> **WORK TO COMPLETE**
From the listing below, return each line that includes "value".

+===+

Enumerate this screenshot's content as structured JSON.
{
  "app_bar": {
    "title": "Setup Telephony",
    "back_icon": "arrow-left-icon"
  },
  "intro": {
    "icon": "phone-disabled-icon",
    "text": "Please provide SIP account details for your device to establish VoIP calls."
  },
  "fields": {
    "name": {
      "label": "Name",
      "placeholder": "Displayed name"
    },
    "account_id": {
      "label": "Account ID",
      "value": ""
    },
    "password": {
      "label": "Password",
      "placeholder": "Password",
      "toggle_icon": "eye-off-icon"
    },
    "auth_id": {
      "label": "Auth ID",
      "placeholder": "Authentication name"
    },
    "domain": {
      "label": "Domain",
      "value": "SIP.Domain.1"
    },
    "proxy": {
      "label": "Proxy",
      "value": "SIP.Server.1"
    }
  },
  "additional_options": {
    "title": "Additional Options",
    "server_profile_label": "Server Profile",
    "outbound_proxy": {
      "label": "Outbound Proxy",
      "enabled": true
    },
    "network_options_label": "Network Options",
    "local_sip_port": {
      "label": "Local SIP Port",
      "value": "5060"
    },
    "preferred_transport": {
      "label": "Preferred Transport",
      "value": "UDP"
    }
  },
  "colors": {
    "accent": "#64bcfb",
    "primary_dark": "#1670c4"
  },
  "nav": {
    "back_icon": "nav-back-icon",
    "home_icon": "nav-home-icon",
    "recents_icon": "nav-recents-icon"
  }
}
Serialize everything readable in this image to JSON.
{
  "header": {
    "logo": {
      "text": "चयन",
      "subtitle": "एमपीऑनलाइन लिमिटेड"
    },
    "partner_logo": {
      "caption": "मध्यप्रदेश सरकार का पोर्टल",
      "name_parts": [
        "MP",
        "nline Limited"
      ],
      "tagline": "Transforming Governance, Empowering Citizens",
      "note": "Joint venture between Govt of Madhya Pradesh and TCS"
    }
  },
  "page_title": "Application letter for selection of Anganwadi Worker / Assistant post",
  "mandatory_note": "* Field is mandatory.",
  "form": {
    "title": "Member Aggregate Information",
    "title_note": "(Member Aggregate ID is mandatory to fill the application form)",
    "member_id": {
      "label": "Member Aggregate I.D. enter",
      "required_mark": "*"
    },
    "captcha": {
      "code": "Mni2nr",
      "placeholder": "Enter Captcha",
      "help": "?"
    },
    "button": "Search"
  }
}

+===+

> **WRITTEN SOLUTION**
      "value": ""
      "value": "SIP.Domain.1"
      "value": "SIP.Server.1"
      "value": "5060"
      "value": "UDP"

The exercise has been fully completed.